Dotterels in concentrating on the shell banks when high tide floods their feeding
Another windy day canceled the scheduled ferry run to Tiritiri Matangi Island
another predator free reserve. We’ll have to come back to visit it.
We also overnighted on Aroha Island where another night hike yielded Brown Kiwi.
The Fantails there were especially friendly, active, and enjoyable. They earned
my vote for congeniality.
The Australasian Gannet colony at Muriwai was really a
treat with views down onto the rocks covered with adults and fuzzy chicks on 18”
centers and almost stationary views of adults flying by into the wind close enough
to fill your binocular field. I could have stayed for days watching and photographing.
New Zealand is a very friendly and easy place to travel and bird. Today they are
doing an excellent job to protect and reintroduce many of the endemic birds nearly
made extinct by introduced predators, timbering and agriculture. In the 1862 to
1874 period, the Acclimatisation Societies introduced numerous European species
that settlers missed from their old homes. Blackbirds, Song Thrushes, Yellowhammers,
Skylarks, Starlings, Rock Pigeons and House Sparrows now abound. An interesting
phenomenon currently occurring is the self-introduction of Australian birds. Black
Swans and Welcome Swallows were not there 30 or 40 years ago. Nature changes – she
We put over 5000 kilometers on our rental car – that would have been half way back
across the Pacific to Los Angeles. New Zealand may only be the area of Colorado
– but its very long – especially when you are driving on the other side of the road.
The roads were in excellent repair but the topography dictates that they are very
many tight, slow curves. It’s not a place to be in too much of a hurry. The scenery
is spectacular. Karen and I are ready to return anytime. We’ve got to go back on
less windy days to see some birds we missed. We saw 96 species of which 69 were
lifers for Karen. Going on an organized trip would have been a lot easier; and we

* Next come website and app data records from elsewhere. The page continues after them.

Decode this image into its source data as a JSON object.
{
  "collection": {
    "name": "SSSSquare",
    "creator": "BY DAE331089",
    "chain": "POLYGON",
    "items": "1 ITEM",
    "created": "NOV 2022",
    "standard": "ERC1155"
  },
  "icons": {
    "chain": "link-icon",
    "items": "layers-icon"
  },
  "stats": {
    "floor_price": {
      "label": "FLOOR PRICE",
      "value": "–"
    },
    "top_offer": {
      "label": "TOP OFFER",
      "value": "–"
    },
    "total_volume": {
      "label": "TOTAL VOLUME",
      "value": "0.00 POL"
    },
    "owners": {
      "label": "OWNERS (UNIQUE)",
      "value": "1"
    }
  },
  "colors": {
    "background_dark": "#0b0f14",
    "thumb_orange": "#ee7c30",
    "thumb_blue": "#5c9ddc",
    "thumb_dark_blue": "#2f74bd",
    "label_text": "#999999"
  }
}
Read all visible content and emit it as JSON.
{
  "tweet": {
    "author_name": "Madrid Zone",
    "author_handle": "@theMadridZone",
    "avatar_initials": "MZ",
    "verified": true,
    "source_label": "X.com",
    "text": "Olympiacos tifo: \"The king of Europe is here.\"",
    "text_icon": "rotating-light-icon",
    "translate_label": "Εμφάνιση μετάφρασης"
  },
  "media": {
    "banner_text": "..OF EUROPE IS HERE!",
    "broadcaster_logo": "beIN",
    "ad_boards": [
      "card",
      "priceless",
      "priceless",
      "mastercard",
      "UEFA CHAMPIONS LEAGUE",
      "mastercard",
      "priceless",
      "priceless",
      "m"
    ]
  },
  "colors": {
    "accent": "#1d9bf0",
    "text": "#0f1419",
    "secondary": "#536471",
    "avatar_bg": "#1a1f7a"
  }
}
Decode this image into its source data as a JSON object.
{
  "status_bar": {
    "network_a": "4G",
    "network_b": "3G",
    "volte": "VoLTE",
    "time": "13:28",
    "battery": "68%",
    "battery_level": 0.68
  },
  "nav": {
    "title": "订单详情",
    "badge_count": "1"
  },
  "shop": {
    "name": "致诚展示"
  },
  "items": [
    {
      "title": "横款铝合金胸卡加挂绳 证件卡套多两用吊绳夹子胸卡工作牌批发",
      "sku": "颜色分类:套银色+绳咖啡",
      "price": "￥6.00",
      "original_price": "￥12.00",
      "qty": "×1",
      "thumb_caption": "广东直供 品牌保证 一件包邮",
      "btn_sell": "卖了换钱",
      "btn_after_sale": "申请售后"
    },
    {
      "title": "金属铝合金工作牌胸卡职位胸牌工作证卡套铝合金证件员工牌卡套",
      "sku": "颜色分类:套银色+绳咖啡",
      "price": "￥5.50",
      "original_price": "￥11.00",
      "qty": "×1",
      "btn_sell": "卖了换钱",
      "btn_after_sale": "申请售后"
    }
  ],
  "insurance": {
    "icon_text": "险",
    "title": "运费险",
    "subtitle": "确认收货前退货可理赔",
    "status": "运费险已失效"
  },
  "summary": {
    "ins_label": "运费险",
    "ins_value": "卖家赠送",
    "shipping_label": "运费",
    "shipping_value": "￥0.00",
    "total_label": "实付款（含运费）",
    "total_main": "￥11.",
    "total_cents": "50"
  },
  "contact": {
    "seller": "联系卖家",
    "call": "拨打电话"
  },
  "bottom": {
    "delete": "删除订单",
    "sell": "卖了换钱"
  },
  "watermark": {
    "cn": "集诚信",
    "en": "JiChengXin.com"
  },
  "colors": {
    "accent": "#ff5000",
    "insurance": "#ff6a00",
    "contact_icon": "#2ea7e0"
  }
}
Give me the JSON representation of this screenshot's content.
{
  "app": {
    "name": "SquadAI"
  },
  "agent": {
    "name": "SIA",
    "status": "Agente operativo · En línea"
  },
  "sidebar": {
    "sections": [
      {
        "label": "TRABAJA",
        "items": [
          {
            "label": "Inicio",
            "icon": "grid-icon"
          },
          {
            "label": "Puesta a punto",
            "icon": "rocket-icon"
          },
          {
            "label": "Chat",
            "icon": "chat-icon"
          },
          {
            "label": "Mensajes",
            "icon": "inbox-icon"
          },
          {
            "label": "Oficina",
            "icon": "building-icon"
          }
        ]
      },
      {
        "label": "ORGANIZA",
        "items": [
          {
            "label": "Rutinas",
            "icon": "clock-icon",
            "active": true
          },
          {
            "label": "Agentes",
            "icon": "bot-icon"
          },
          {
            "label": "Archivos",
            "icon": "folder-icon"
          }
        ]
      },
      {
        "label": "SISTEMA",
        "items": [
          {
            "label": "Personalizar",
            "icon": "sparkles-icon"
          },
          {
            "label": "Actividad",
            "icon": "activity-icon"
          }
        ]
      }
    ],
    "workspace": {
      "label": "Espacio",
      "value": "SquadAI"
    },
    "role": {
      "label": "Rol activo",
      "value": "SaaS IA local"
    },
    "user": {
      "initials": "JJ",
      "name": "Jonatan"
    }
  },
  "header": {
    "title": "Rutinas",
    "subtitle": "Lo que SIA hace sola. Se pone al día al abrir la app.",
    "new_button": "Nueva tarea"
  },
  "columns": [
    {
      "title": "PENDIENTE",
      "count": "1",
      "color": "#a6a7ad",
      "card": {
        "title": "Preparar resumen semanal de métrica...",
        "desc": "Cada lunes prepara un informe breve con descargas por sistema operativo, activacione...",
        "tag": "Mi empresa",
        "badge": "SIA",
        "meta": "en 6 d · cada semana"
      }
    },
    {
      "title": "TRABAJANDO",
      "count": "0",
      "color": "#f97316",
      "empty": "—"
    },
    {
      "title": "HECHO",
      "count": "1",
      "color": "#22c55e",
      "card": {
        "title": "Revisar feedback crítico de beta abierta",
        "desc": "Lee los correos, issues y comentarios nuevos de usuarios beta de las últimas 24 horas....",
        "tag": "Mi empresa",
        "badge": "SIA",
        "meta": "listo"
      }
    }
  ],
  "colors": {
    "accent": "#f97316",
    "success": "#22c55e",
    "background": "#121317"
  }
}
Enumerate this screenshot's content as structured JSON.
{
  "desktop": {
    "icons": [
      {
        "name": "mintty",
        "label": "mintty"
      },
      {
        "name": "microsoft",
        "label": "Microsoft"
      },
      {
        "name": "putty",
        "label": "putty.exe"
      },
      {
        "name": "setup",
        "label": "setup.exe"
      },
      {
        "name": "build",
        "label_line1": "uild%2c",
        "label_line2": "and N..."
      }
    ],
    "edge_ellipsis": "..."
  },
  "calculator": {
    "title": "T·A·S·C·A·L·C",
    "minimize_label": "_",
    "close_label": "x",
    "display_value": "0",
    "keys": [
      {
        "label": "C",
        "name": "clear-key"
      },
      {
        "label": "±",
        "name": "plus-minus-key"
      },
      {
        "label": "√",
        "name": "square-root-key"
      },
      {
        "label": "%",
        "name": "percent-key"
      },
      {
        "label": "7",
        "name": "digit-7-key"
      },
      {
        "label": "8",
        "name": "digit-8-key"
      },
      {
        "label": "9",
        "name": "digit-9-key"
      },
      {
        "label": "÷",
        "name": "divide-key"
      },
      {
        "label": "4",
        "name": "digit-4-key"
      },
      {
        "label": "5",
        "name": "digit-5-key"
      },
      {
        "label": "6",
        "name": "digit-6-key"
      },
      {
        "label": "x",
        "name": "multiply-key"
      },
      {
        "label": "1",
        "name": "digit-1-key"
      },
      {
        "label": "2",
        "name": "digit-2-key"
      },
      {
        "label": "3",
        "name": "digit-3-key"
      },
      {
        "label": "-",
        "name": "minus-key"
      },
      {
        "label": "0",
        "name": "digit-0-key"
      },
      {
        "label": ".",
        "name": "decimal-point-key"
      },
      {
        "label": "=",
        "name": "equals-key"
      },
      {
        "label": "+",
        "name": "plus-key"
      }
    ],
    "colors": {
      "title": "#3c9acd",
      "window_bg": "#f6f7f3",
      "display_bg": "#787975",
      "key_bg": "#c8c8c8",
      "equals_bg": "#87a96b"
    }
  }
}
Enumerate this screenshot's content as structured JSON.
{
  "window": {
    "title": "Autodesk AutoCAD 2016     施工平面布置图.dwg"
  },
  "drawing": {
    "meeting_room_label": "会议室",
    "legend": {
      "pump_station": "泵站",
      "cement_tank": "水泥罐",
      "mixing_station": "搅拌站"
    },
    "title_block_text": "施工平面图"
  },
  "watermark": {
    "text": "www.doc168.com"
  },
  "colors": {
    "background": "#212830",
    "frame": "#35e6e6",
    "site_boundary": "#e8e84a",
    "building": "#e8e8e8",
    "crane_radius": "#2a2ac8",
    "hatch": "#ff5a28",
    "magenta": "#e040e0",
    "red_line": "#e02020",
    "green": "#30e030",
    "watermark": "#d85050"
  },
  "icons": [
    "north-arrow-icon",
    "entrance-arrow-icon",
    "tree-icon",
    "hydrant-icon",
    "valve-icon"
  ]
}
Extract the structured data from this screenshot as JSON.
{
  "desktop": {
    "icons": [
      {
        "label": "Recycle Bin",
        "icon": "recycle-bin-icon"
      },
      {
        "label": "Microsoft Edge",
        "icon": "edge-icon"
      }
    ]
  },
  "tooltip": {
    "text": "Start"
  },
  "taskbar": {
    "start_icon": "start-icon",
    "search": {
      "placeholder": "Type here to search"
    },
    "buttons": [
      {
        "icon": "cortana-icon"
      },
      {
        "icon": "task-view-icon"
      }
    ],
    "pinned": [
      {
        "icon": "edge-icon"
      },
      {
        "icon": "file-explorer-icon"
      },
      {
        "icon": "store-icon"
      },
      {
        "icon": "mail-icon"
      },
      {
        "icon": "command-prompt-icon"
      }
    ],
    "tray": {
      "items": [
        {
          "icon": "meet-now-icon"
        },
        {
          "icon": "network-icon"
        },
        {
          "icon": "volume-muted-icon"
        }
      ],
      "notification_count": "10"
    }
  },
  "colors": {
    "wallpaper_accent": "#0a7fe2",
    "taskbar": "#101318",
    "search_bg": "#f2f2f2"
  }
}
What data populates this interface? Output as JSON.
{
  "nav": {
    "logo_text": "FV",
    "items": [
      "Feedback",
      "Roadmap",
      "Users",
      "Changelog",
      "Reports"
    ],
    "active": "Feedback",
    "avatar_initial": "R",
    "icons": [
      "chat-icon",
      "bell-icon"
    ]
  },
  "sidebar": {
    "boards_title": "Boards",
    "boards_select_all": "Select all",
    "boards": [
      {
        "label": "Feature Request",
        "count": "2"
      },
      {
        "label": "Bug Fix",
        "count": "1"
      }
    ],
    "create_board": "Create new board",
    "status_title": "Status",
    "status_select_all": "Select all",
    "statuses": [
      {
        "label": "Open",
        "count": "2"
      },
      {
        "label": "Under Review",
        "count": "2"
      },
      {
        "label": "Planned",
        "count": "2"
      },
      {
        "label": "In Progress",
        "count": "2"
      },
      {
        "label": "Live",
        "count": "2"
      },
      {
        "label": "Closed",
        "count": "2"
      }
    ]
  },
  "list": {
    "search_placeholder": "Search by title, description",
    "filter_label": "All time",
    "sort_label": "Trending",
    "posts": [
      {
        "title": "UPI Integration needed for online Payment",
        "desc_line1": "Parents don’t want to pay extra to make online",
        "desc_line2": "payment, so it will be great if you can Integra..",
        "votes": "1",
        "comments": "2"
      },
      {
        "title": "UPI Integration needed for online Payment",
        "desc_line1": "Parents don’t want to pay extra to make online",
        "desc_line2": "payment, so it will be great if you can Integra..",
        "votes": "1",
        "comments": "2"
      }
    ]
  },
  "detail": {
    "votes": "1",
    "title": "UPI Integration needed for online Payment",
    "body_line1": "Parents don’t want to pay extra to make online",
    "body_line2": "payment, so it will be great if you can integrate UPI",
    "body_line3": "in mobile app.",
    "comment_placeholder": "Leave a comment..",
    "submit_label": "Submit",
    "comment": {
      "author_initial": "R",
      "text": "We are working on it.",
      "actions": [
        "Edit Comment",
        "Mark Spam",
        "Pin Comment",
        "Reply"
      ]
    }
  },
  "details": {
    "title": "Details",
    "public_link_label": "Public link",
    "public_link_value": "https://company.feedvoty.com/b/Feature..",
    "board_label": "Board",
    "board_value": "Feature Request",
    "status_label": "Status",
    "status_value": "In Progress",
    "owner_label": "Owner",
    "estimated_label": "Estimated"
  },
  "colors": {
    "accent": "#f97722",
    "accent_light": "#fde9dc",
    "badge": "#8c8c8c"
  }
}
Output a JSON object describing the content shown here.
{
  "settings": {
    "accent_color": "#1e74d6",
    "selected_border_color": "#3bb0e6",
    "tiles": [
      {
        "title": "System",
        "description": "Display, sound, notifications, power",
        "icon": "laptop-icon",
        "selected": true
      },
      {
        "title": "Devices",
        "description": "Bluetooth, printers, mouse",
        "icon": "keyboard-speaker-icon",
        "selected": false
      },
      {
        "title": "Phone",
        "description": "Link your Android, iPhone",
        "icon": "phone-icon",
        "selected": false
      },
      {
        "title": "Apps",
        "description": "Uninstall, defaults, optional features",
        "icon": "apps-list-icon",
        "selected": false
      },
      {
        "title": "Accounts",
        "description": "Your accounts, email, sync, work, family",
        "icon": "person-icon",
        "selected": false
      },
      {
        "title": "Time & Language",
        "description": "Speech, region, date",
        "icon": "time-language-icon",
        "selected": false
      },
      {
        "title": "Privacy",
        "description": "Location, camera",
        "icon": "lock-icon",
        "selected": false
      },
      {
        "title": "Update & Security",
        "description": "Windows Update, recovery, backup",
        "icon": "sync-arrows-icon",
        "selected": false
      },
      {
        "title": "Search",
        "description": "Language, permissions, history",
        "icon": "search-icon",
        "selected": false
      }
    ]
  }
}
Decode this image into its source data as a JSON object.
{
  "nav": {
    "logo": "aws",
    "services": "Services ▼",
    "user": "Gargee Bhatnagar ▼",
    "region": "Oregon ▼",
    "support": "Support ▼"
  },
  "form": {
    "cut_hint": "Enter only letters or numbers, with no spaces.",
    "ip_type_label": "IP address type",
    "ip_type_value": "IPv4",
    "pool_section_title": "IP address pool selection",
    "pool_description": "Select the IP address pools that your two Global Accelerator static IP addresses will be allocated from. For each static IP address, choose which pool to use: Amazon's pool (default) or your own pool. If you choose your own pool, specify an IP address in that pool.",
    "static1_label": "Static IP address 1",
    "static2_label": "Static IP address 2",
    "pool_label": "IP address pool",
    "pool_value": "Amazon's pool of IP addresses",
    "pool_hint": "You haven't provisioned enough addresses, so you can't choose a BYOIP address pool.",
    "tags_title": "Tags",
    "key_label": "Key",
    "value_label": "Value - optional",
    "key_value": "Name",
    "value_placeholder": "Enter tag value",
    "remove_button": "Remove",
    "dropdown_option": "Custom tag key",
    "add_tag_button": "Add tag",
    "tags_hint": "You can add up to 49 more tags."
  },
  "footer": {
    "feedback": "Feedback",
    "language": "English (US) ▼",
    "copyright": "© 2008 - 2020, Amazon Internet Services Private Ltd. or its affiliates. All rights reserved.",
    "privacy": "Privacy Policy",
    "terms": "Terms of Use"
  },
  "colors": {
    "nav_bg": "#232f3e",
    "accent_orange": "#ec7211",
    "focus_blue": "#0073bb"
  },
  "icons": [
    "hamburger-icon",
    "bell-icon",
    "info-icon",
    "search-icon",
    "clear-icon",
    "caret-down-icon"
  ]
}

would have ticked a few more birds. I don’t think we would have studied so hard,
however. I think we learned a lot more going on our own.
An interesting sidelight was on our second day. We were driving across Arthur’s
Pass to the west coast of the South Island. We stopped at a pull-off to scan a lake
where another couple had a scope set-up. One of them was Tony Pym who leads birding
trips for one on the British tour companies. About a week before he had held New
Zealand Storm-petrel. Over the last few years some birds had been seen over the
Hahauraki Gulf that were suspected as been New Zealand Storm-petrels, however the
last reported sightings were in 1880 and there are only three skins in museums world-wide.
One landed on a fishing boat where a crewmember recognized it as being different.
Tony and some other pelagic bird experts rendezvoused with the fishing boat the
next day to measure and photograph the bird and take DNA samples before releasing
it. He was still on such a high when we met him. That’s one for which we can go
back. by Bill Parker